To encourage healthy and productive debate, we recommend the following strategies:

1.            Establish expectations about debate from the outset. During the interview, onboarding, or training process, outline the expectations for how your company approaches debate. At McKinsey Consulting, a core value explained to all new hires is the "obligation to dissent." The idea is that if you disagree with something, or if you have a different perspective on a debate, it is your obligation to speak up regardless of your experience level or title. While this level of debate may not be appropriate for every company, the important part is that this expectation is clearly articulated and demonstrated from the outset.

2.            Encourage employees to rely on data or sourced material when presenting an idea. Data, facts, and figures strengthen any opinion. Encouraging data-backed analysis is helpful for a culture of debate because it can often “level the playing field”, and avoid situations where the debate descends into a difference of opinion, rather than a discussion of the facts.

3.            For junior members of a team working with senior members, remember to caveat your opinions. The senior members of a team generally have more experience to back up their opinions. For that reason, these leaders can sometimes feel disrespected by junior members of their team when an opinion is expressed that goes against their own. Additionally, these more experienced employees are oftentimes members of the baby boomer generation, whose education was more instructor-driven and hierarchical. Newer millennial employees experienced a more collaborative and peer-oriented education, where they were encouraged to express their opinions and form persuasive, data-backed arguments with their peers and teachers. As millennials transition into the workplace, this switch from peer-focused work to hierarchical teams is most likely the reason that millennials have gotten the reputation as being “entitled and opinionated”. To combat this notion, millennials can learn to soften their opinions by caveating with a disarming “this is just my opinion”, and being sure to acknowledge and reference the opinions of more senior members as much as possible.

4.            Understand when a debate should be public or private. In some cases, debate occurs best in an open environment where all team members can participate. In other circumstances, the nature of the situation, or the feelings of other members of the team may necessitate that the debate occur in a one-on-one setting.

5.            Know when to step away from debate, and when to continue it. In debate, as much as we may attempt to reach a consensus opinion, there are some situations where one opinion will be chosen over the others. In most cases, it is vital for the team to move on from the debate and accept the chosen decision. However, if it is a circumstance where the chosen decision will later result in more problems, it is important for employees to be able to continue to express their opinion or concern without fear of reprimand, provided that they have the data or analysis to justify their continued opposition.

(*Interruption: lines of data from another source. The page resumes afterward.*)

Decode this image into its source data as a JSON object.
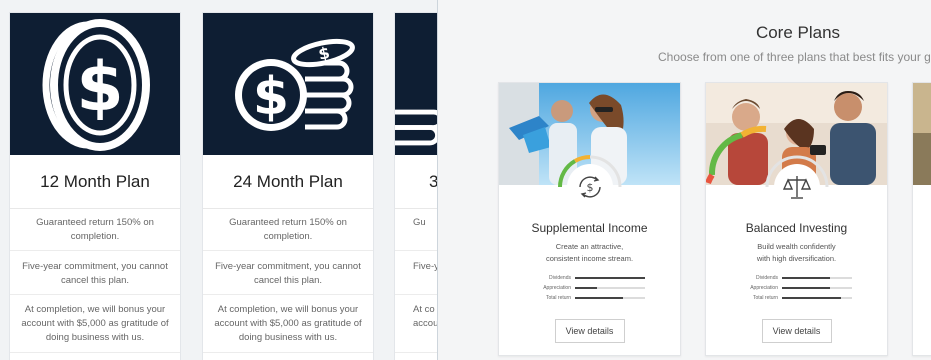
{
  "left_plans": [
    {
      "title": "12 Month Plan",
      "guarantee": "Guaranteed return 150% on completion.",
      "commitment": "Five-year commitment, you cannot cancel this plan.",
      "bonus": "At completion, we will bonus your account with $5,000 as gratitude of doing business with us."
    },
    {
      "title": "24 Month Plan",
      "guarantee": "Guaranteed return 150% on completion.",
      "commitment": "Five-year commitment, you cannot cancel this plan.",
      "bonus": "At completion, we will bonus your account with $5,000 as gratitude of doing business with us."
    },
    {
      "title": "3",
      "guarantee": "Gu",
      "commitment": "Five-y",
      "bonus_line1": "At co",
      "bonus_line2": "accou"
    }
  ],
  "core": {
    "title": "Core Plans",
    "subtitle": "Choose from one of three plans that best fits your goal",
    "cards": [
      {
        "name": "Supplemental Income",
        "desc_line1": "Create an attractive,",
        "desc_line2": "consistent income stream.",
        "metrics": [
          {
            "label": "Dividends",
            "value": 1.0
          },
          {
            "label": "Appreciation",
            "value": 0.32
          },
          {
            "label": "Total return",
            "value": 0.68
          }
        ],
        "button": "View details",
        "icon": "dollar-cycle-icon"
      },
      {
        "name": "Balanced Investing",
        "desc_line1": "Build wealth confidently",
        "desc_line2": "with high diversification.",
        "metrics": [
          {
            "label": "Dividends",
            "value": 0.68
          },
          {
            "label": "Appreciation",
            "value": 0.68
          },
          {
            "label": "Total return",
            "value": 0.84
          }
        ],
        "button": "View details",
        "icon": "balance-scale-icon"
      }
    ]
  },
  "colors": {
    "hero_bg": "#0e1e33",
    "accent_gradient": [
      "#e8553f",
      "#f2b233",
      "#63b946",
      "#2aa3d8"
    ]
  }
}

6.            Pick your battles. There is a happy medium for the amount of debate that should occur. If there is no debate, issues may go unspoken. On the other hand, if there is too much debating occurring within day-to-day processes, it impedes the ability of the team to actually execute and adopt the decisions that are made. Similarly, an individual who debates too often can get the reputation as a complainer or trouble starter.

Does your team have any other ideas for promoting a culture of healthy debate? We’d love to hear from you, shoot us an email at asteinmetz@inwardconsulting.com if you’d like to “continue this debate”.

I hope this current debate remains civil and respectful of people's opinions and we resolve our differences in peace and harmony.